The sunlight on the water flashed and glared. Miri squinted, her head pounding. The straps of her pack cut into her shoulders. The ground was slippery, her boot soles thick with mud. She could not spare a hand to wipe the sweat dripping onto her cheeks.
You are a tutor, she told herself. You have to be imposing!
The wooden door in its frame looked swollen and misshapen, though perhaps years ago it had fit properly in the cut stone. It swung inward at her first knock, squeaking on its hinges.
“Hello?” Miri called out. She stepped inside.
The building was only one room, and it was nearly empty. The polished stone floor tilted to one side, some stones jutting higher than others, as if over the years the ground had settled.
A girl was climbing in through one of the open windows, followed by two others. They wore loose brown shirts and leggings, stained even browner up to the knees, and held sticks and poles.
“Who are you? What are you doing in our house?” asked the tallest one.
In their house? These wild girls were the royal cousins? Miri guessed the tall one was Astrid, the eldest girl.
“Call the village,” the middle one whispered—probably Felissa.
“She doesn’t look like a bandit,” said the shortest. Susanna.
Miri worked her tongue in her mouth, but it was so dry. They would notice how young she was, and her short stature made her seem even younger. They would see she was a fraud and not a real tutor at all. She had to be strong, speak firmly, demand respect. Be imposing.
“I am your tutor. You may call me Tutor Miri.”
“Who?” asked Astrid.
“You should raise your hand if you . . . when you want to talk . . . or ask something. Though I may not answer. Immediately.”
The girls looked at one another, baffled. Miri’s head felt funny, her legs kind of tingly, but if she sat, she would seem weak.
Astrid raised her hand and said, “You’re in our house.”
Miri looked around. “There aren’t any books. I don’t see a single book.”
“I don’t see a single snake in here either,” said Astrid. “I don’t see a single lot of things. Who are you?”
“I only brought three books because I thought . . .” Her head felt as tilty as the floor. “There’s no furniture either. Why do you live here? You’re the king’s cousins. You’re royalty.”
“So we’ve heard,” Astrid said and stepped in front of her younger sisters, still gripping her long, sharpened stick.
“I’m feeling a little . . . muddled. There was a long walk and so hot and the ground’s still leaning as if it wants to be water—” Miri giggled. “I sound crazy, don’t I? I don’t mean to. I’m just . . . thirsty . . .”

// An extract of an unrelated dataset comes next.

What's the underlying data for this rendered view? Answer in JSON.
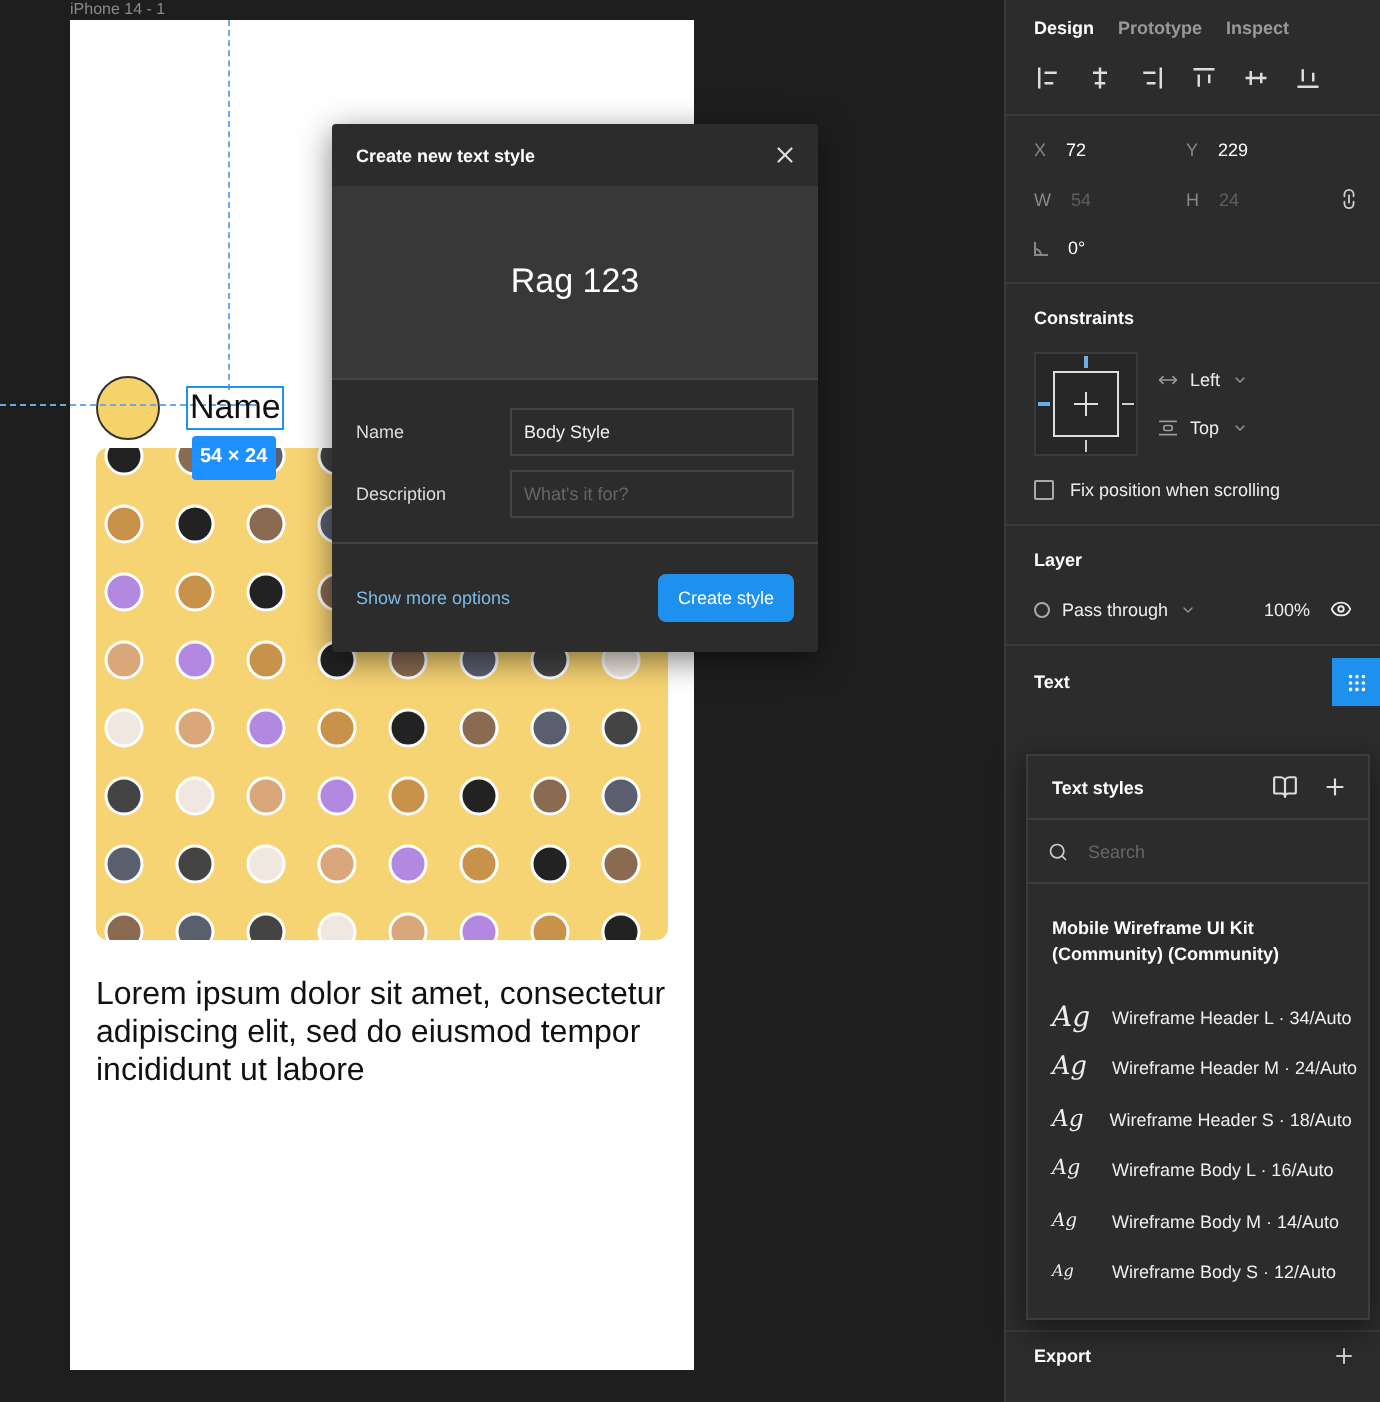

Miri watched the floor swell like a white ocean, leisurely, pleasantly. Her limbs felt wonderfully light, and she sighed right before the floor rose up to meet her.